== ASSIGNMENT ==
Even where a record seems odd, copy it exactly as it appears below.

(RECORDS FOR THE EXERCISE)

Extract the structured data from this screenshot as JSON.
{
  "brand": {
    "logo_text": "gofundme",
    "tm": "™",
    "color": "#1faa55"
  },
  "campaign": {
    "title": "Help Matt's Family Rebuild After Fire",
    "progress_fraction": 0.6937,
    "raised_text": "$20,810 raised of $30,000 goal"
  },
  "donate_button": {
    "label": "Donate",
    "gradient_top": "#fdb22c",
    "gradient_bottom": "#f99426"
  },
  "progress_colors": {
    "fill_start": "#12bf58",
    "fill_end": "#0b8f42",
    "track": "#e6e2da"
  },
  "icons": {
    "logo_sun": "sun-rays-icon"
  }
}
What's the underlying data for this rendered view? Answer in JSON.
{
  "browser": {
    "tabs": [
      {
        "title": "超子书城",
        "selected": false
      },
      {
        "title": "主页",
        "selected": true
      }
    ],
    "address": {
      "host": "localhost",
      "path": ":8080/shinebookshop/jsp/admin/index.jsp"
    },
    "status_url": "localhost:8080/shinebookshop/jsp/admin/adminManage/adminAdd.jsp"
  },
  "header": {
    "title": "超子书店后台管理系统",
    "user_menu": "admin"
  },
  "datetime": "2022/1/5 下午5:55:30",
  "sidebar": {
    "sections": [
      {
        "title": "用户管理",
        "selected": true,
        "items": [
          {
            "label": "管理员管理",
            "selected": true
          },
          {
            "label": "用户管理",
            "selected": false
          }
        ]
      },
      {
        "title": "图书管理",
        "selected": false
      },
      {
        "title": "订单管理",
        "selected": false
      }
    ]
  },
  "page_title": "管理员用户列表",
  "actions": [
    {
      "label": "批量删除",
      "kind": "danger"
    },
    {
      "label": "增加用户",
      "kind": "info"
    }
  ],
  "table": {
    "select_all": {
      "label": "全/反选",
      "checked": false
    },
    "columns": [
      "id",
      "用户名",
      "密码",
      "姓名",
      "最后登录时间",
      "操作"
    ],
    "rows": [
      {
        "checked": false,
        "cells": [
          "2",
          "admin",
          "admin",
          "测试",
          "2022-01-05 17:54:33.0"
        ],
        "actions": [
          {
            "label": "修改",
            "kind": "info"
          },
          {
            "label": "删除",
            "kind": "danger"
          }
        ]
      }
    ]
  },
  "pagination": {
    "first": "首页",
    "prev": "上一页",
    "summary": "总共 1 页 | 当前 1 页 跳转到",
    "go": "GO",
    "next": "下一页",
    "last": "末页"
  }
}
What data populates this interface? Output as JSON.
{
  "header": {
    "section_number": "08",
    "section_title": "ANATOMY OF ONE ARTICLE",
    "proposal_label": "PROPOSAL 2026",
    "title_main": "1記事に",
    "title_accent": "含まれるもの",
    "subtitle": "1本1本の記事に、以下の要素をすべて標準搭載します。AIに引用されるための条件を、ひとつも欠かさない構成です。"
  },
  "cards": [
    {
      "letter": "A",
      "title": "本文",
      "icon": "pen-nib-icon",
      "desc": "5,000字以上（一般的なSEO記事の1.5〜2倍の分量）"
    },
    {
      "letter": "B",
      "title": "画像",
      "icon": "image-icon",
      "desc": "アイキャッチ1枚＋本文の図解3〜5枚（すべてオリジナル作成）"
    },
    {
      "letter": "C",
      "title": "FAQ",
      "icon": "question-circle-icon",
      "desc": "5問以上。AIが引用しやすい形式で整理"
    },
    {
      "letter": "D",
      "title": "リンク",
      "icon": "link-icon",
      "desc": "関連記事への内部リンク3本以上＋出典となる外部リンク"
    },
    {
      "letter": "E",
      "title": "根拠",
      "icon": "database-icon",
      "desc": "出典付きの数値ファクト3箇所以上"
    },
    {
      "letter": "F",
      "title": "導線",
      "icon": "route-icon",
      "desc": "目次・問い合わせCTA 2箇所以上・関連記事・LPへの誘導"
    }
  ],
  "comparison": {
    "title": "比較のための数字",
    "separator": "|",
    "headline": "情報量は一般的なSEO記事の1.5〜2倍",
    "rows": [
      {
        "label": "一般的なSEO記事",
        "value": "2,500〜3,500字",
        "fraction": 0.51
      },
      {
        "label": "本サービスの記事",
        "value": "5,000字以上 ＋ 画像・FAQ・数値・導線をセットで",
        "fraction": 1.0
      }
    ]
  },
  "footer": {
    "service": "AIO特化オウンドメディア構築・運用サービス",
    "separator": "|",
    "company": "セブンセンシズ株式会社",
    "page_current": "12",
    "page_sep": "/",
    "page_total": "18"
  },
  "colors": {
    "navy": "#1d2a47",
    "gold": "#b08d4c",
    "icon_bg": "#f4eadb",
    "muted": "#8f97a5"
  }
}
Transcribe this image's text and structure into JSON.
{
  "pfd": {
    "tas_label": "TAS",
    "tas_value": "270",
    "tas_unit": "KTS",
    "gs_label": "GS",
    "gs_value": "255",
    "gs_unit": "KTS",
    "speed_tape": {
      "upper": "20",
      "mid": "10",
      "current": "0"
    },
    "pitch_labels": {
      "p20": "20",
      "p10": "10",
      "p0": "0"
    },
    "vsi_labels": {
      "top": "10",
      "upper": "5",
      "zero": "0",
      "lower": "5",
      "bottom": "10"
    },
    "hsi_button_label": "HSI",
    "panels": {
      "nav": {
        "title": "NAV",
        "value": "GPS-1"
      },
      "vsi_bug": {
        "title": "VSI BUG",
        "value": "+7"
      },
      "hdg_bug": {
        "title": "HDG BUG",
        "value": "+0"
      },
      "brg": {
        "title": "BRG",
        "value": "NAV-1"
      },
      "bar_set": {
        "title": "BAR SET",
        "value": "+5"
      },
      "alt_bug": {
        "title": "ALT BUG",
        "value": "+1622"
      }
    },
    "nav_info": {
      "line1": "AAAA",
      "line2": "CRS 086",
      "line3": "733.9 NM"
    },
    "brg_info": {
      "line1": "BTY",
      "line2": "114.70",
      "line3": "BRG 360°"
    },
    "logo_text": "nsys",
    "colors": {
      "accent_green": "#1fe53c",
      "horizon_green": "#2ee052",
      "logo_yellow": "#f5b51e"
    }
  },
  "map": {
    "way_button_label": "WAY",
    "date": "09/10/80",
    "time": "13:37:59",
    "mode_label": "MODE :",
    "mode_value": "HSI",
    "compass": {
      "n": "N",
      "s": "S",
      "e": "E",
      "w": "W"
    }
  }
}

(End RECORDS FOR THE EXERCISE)

== WRITTEN ANSWER ==
Extract the structured data from this screenshot as JSON.
{
  "brand": {
    "logo_text": "gofundme",
    "tm": "™",
    "color": "#1faa55"
  },
  "campaign": {
    "title": "Help Matt's Family Rebuild After Fire",
    "progress_fraction": 0.6937,
    "raised_text": "$20,810 raised of $30,000 goal"
  },
  "donate_button": {
    "label": "Donate",
    "gradient_top": "#fdb22c",
    "gradient_bottom": "#f99426"
  },
  "progress_colors": {
    "fill_start": "#12bf58",
    "fill_end": "#0b8f42",
    "track": "#e6e2da"
  },
  "icons": {
    "logo_sun": "sun-rays-icon"
  }
}
What's the underlying data for this rendered view? Answer in JSON.
{
  "browser": {
    "tabs": [
      {
        "title": "超子书城",
        "selected": false
      },
      {
        "title": "主页",
        "selected": true
      }
    ],
    "address": {
      "host": "localhost",
      "path": ":8080/shinebookshop/jsp/admin/index.jsp"
    },
    "status_url": "localhost:8080/shinebookshop/jsp/admin/adminManage/adminAdd.jsp"
  },
  "header": {
    "title": "超子书店后台管理系统",
    "user_menu": "admin"
  },
  "datetime": "2022/1/5 下午5:55:30",
  "sidebar": {
    "sections": [
      {
        "title": "用户管理",
        "selected": true,
        "items": [
          {
            "label": "管理员管理",
            "selected": true
          },
          {
            "label": "用户管理",
            "selected": false
          }
        ]
      },
      {
        "title": "图书管理",
        "selected": false
      },
      {
        "title": "订单管理",
        "selected": false
      }
    ]
  },
  "page_title": "管理员用户列表",
  "actions": [
    {
      "label": "批量删除",
      "kind": "danger"
    },
    {
      "label": "增加用户",
      "kind": "info"
    }
  ],
  "table": {
    "select_all": {
      "label": "全/反选",
      "checked": false
    },
    "columns": [
      "id",
      "用户名",
      "密码",
      "姓名",
      "最后登录时间",
      "操作"
    ],
    "rows": [
      {
        "checked": false,
        "cells": [
          "2",
          "admin",
          "admin",
          "测试",
          "2022-01-05 17:54:33.0"
        ],
        "actions": [
          {
            "label": "修改",
            "kind": "info"
          },
          {
            "label": "删除",
            "kind": "danger"
          }
        ]
      }
    ]
  },
  "pagination": {
    "first": "首页",
    "prev": "上一页",
    "summary": "总共 1 页 | 当前 1 页 跳转到",
    "go": "GO",
    "next": "下一页",
    "last": "末页"
  }
}
What data populates this interface? Output as JSON.
{
  "header": {
    "section_number": "08",
    "section_title": "ANATOMY OF ONE ARTICLE",
    "proposal_label": "PROPOSAL 2026",
    "title_main": "1記事に",
    "title_accent": "含まれるもの",
    "subtitle": "1本1本の記事に、以下の要素をすべて標準搭載します。AIに引用されるための条件を、ひとつも欠かさない構成です。"
  },
  "cards": [
    {
      "letter": "A",
      "title": "本文",
      "icon": "pen-nib-icon",
      "desc": "5,000字以上（一般的なSEO記事の1.5〜2倍の分量）"
    },
    {
      "letter": "B",
      "title": "画像",
      "icon": "image-icon",
      "desc": "アイキャッチ1枚＋本文の図解3〜5枚（すべてオリジナル作成）"
    },
    {
      "letter": "C",
      "title": "FAQ",
      "icon": "question-circle-icon",
      "desc": "5問以上。AIが引用しやすい形式で整理"
    },
    {
      "letter": "D",
      "title": "リンク",
      "icon": "link-icon",
      "desc": "関連記事への内部リンク3本以上＋出典となる外部リンク"
    },
    {
      "letter": "E",
      "title": "根拠",
      "icon": "database-icon",
      "desc": "出典付きの数値ファクト3箇所以上"
    },
    {
      "letter": "F",
      "title": "導線",
      "icon": "route-icon",
      "desc": "目次・問い合わせCTA 2箇所以上・関連記事・LPへの誘導"
    }
  ],
  "comparison": {
    "title": "比較のための数字",
    "separator": "|",
    "headline": "情報量は一般的なSEO記事の1.5〜2倍",
    "rows": [
      {
        "label": "一般的なSEO記事",
        "value": "2,500〜3,500字",
        "fraction": 0.51
      },
      {
        "label": "本サービスの記事",
        "value": "5,000字以上 ＋ 画像・FAQ・数値・導線をセットで",
        "fraction": 1.0
      }
    ]
  },
  "footer": {
    "service": "AIO特化オウンドメディア構築・運用サービス",
    "separator": "|",
    "company": "セブンセンシズ株式会社",
    "page_current": "12",
    "page_sep": "/",
    "page_total": "18"
  },
  "colors": {
    "navy": "#1d2a47",
    "gold": "#b08d4c",
    "icon_bg": "#f4eadb",
    "muted": "#8f97a5"
  }
}
Transcribe this image's text and structure into JSON.
{
  "pfd": {
    "tas_label": "TAS",
    "tas_value": "270",
    "tas_unit": "KTS",
    "gs_label": "GS",
    "gs_value": "255",
    "gs_unit": "KTS",
    "speed_tape": {
      "upper": "20",
      "mid": "10",
      "current": "0"
    },
    "pitch_labels": {
      "p20": "20",
      "p10": "10",
      "p0": "0"
    },
    "vsi_labels": {
      "top": "10",
      "upper": "5",
      "zero": "0",
      "lower": "5",
      "bottom": "10"
    },
    "hsi_button_label": "HSI",
    "panels": {
      "nav": {
        "title": "NAV",
        "value": "GPS-1"
      },
      "vsi_bug": {
        "title": "VSI BUG",
        "value": "+7"
      },
      "hdg_bug": {
        "title": "HDG BUG",
        "value": "+0"
      },
      "brg": {
        "title": "BRG",
        "value": "NAV-1"
      },
      "bar_set": {
        "title": "BAR SET",
        "value": "+5"
      },
      "alt_bug": {
        "title": "ALT BUG",
        "value": "+1622"
      }
    },
    "nav_info": {
      "line1": "AAAA",
      "line2": "CRS 086",
      "line3": "733.9 NM"
    },
    "brg_info": {
      "line1": "BTY",
      "line2": "114.70",
      "line3": "BRG 360°"
    },
    "logo_text": "nsys",
    "colors": {
      "accent_green": "#1fe53c",
      "horizon_green": "#2ee052",
      "logo_yellow": "#f5b51e"
    }
  },
  "map": {
    "way_button_label": "WAY",
    "date": "09/10/80",
    "time": "13:37:59",
    "mode_label": "MODE :",
    "mode_value": "HSI",
    "compass": {
      "n": "N",
      "s": "S",
      "e": "E",
      "w": "W"
    }
  }
}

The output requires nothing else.